Beckman · Ogozalek · Paglione · Londar
Counsellors at Law

Paintworks Corporate Center, 7 Foster Avenue, Suite 201
Gibbsboro, New Jersey 08026

Toll Free: 844.BOP.6200


About 80% of my law practice is devoted to legal representation and/or consulting work on behalf of snow and ice management companies.  Throughout this work, a number of recent trends have developed, resulting in significant discussion with my clients concerning recommended activities.  These areas are discussed below.

Insurance Coverage must include snow clearing services – the cost of insurance coverage for snow clearing operations has significantly increased, and resulted in difficulty for many smaller companies in securing coverage.  I have recently come upon a few snow clearing companies operating without insurance coverage for snow clearing, anticipating any claims will be covered by a general liability policy covering landscaping activity.  Please do not make this error, many general liability policies issued to landscaping companies contain an exclusion for snow clearing operations.  Any claim brought under one of these policies arising from snow clearing activities will likely be denied, and you will find your company without insurance coverage for the claim.  Forgetting the significant potential cost of defending a claim without insurance coverage, you expose the assets of your company, and potentially your personal assets, to a judgment if you do not have appropriate insurance.

Reduce important communications to a writing – snow and ice management companies are relying upon cellphones and text messaging to communicate with clients more than ever.  While the convenience is fantastic and communication often instantaneous, it is sometimes very important to have a record of a discussion.  An example I keep seeing in my law practice is a customer who refuses to allow treatment for a minor snow event, but brings a claim against a snow company when a person later slips and suffers injury on an untreated area.  It is extremely important you document any refusal by your customer to allow treatment.  The documentation can be as simple as a one sentence e-mail or confirming fax to your customer.  In this economic climate with snow budgets reduced, it is not unusual for a customer to refuse treatment, and it is extremely important to make and keep documentation of same.

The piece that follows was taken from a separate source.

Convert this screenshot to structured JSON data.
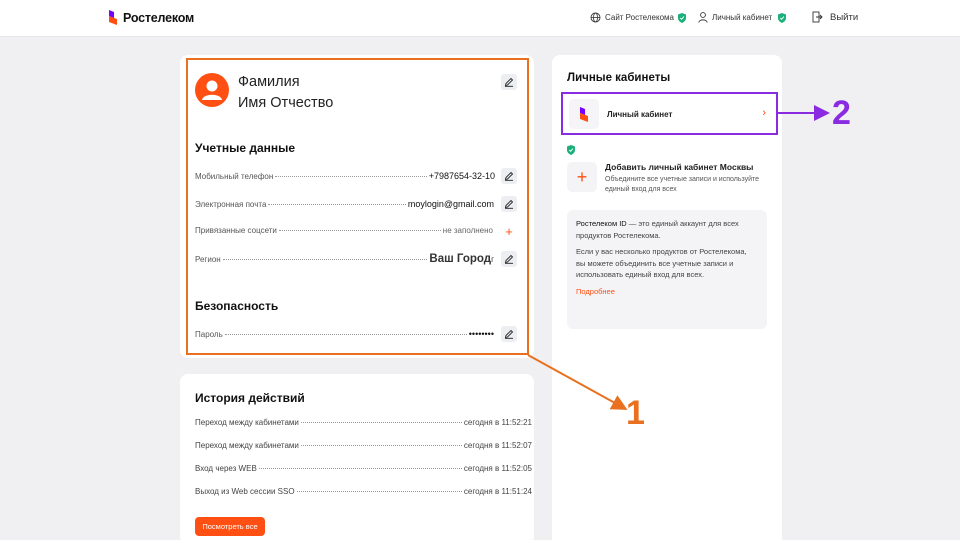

Understand the service your customer is seeking – it is important you communicate with your customer, and have a clear understanding of the service required by your customer.  Numerous recent lawsuits brought against some of my clients have resulted from a miscommunication concerning the responsibility of my client to clear a certain area of premises, or return for follow up inspection.  I strongly suggest a meeting with your client on the premises in advance of the snow season, to discuss the services required by your client, and to discuss any special characteristics of the premises.  Be sure to document the services you are required to provide, preferably in a contract executed by all parties.  Relying upon an oral agreement is simply silly, not because someone will try to fraudulently change the agreement, but for the very real possibility there will be a honest misunderstanding concerning the agreement.

Collecting money from clients who are severely behind in payments can be a tricky issue – some of my clients are experiencing payment issues with long term customers.  There is an effort not to lose a customer, but there is also an effort to be paid for the services my clients are performing. Initially, my clients are usually having account managers contact the customer and present a friendly request for unpaid balances.  After a few unsuccessful requests, I will intervene, sending a polite letter to the customer requesting payment. The second letter from my office usually includes the suggestion of litigation, and at that point, the business relationship between the snow management company and its customer is usually terminated.

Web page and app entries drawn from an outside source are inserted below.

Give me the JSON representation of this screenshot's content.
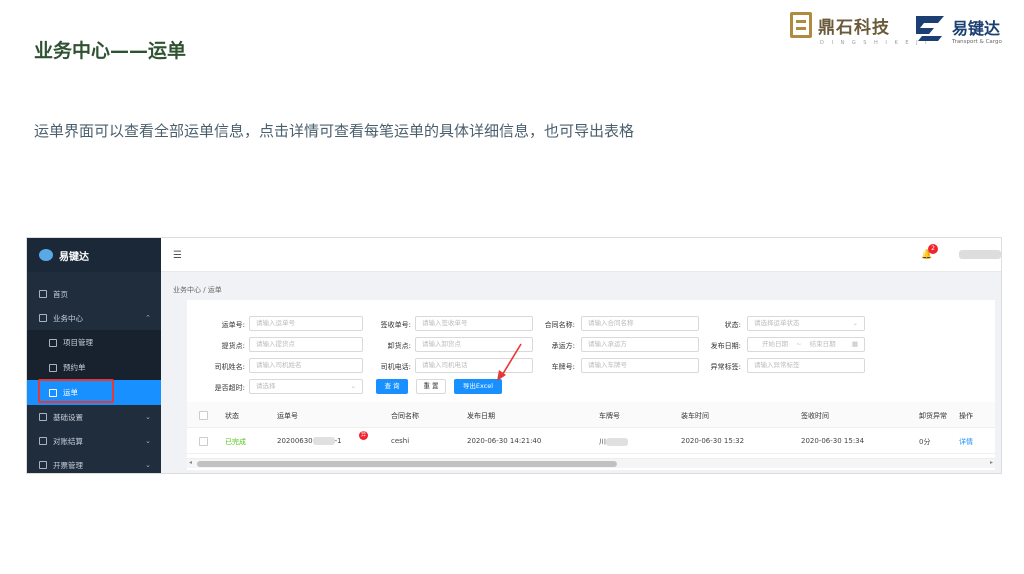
{
  "slide": {
    "title": "业务中心——运单",
    "description": "运单界面可以查看全部运单信息，点击详情可查看每笔运单的具体详细信息，也可导出表格",
    "logo1": {
      "name": "鼎石科技",
      "sub": "D I N G S H I K E J I",
      "color": "#b08a3e"
    },
    "logo2": {
      "name": "易键达",
      "sub": "Transport & Cargo",
      "color": "#1c3f73"
    }
  },
  "app": {
    "brand": "易键达",
    "sidebar": {
      "items": [
        {
          "label": "首页",
          "icon": "home-icon"
        },
        {
          "label": "业务中心",
          "icon": "briefcase-icon",
          "chevron": "⌃"
        },
        {
          "label": "项目管理",
          "icon": "calendar-icon"
        },
        {
          "label": "预约单",
          "icon": "calendar-icon"
        },
        {
          "label": "运单",
          "icon": "document-icon"
        },
        {
          "label": "基础设置",
          "icon": "gear-icon",
          "chevron": "⌄"
        },
        {
          "label": "对账结算",
          "icon": "settlement-icon",
          "chevron": "⌄"
        },
        {
          "label": "开票管理",
          "icon": "invoice-icon",
          "chevron": "⌄"
        }
      ],
      "active_color": "#1890ff"
    },
    "topbar": {
      "notification_count": "2"
    },
    "breadcrumb": "业务中心 / 运单",
    "filters": {
      "waybill_no": {
        "label": "运单号:",
        "placeholder": "请输入运单号"
      },
      "sign_no": {
        "label": "签收单号:",
        "placeholder": "请输入签收单号"
      },
      "contract_name": {
        "label": "合同名称:",
        "placeholder": "请输入合同名称"
      },
      "status": {
        "label": "状态:",
        "placeholder": "请选择运单状态"
      },
      "pickup": {
        "label": "提货点:",
        "placeholder": "请输入提货点"
      },
      "unload": {
        "label": "卸货点:",
        "placeholder": "请输入卸货点"
      },
      "carrier": {
        "label": "承运方:",
        "placeholder": "请输入承运方"
      },
      "publish_date": {
        "label": "发布日期:",
        "start": "开始日期",
        "sep": "~",
        "end": "结束日期"
      },
      "driver_name": {
        "label": "司机姓名:",
        "placeholder": "请输入司机姓名"
      },
      "driver_phone": {
        "label": "司机电话:",
        "placeholder": "请输入司机电话"
      },
      "plate": {
        "label": "车牌号:",
        "placeholder": "请输入车牌号"
      },
      "abnormal": {
        "label": "异常标签:",
        "placeholder": "请输入异常标签"
      },
      "overtime": {
        "label": "是否超时:",
        "placeholder": "请选择"
      }
    },
    "buttons": {
      "search": "查 询",
      "reset": "重 置",
      "export": "导出Excel"
    },
    "table": {
      "columns": [
        "状态",
        "运单号",
        "合同名称",
        "发布日期",
        "车牌号",
        "装车时间",
        "签收时间",
        "卸货异常",
        "操作"
      ],
      "rows": [
        {
          "status": "已完成",
          "waybill_prefix": "20200630",
          "waybill_suffix": "-1",
          "badge": "异",
          "contract": "ceshi",
          "publish_date": "2020-06-30 14:21:40",
          "plate_prefix": "川",
          "load_time": "2020-06-30 15:32",
          "sign_time": "2020-06-30 15:34",
          "abnormal": "0分",
          "action": "详情"
        }
      ]
    },
    "colors": {
      "status_done": "#52c41a",
      "link": "#1890ff",
      "annotation": "#e53935"
    }
  }
}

Higher only competent vendors – more and more of my larger clients are subcontracting outwork.  It is very important you make sure any subcontractor is qualified.  Do not make the mistake of hiring a subcontractor or vendor without meeting a representative of the company you are hiring, and securing references, and checking with those references.  As the company hiring a subcontractor, you have potential responsibility for the failure of the subcontractor to perform services.  You do not want to find yourself in the position of losing a valuable client because you did not do your homework when hiring a subcontractor.

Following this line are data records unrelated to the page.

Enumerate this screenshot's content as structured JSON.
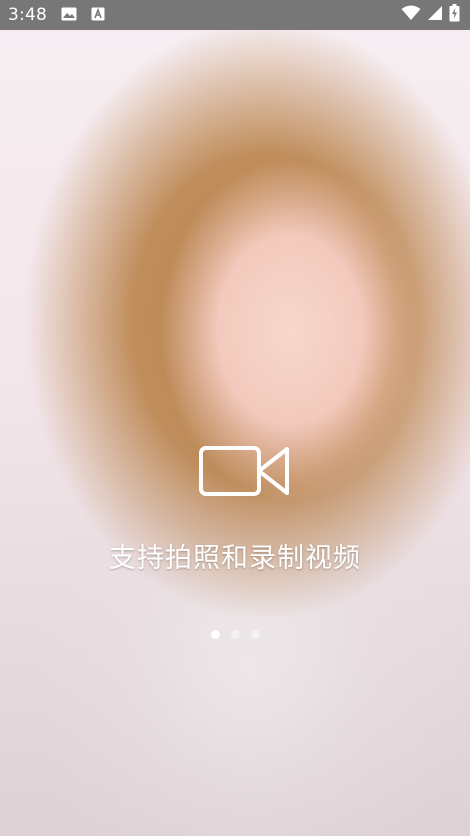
{
  "status_bar": {
    "time": "3:48",
    "notification_icons": [
      "image-icon",
      "a-letter-icon"
    ],
    "system_icons": [
      "wifi-icon",
      "cell-signal-icon",
      "battery-charging-icon"
    ]
  },
  "slide": {
    "icon": "video-camera-icon",
    "caption": "支持拍照和录制视频",
    "pages": {
      "total": 3,
      "current": 1
    }
  },
  "colors": {
    "status_bar_bg": "#777777",
    "caption_text": "#ffffff",
    "dot_active": "#ffffff",
    "dot_inactive": "#ffffff73"
  }
}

Be careful with insurance if you are working for a big box store – big box stores are becoming increasingly sophisticated, and demanding a complex set of insurance coverages be supplied by their vendors.  Failing to supply the required coverage can result in significant problems if a legal claim is brought, including suits by the big box store against your company and your insurance company.  A week does not pass that I do not encounter a lawsuit or threat of a lawsuit involving the perceived failure of a snow clearing company to secure proper insurance coverage.  Make sure you have an excellent insurance agent or broker, and make sure this agent or broker is supplying all required insurance coverage.  Importantly, if a contract requires you to name your client as an additional insured on a policy of insurance, make sure your agent or broker supplies a certificate of insurance properly naming your client, and supply a copy of the certificate to your client.  Please do not wait for a claim for property damage or personal injury to be brought before you check to see if you secured the proper insurance coverage.

When working for a condominium association – make sure you have a clear line of communication to whomever controls snow clearing services.  Not surprisingly, as condominium association attempt to control costs and expenses, they are limiting snow clearing and deicing activity.  There are also conflicts among members of the association concerning authorized services, and it is not unusual for a resident to call a snow clearing company directly, asking why services are not performed, without knowing the association has refused or restricted services. Do not allow your company to become caught in the middle of a dispute, and make sure you have a clear understanding of whom is permitted to authorize services within the association.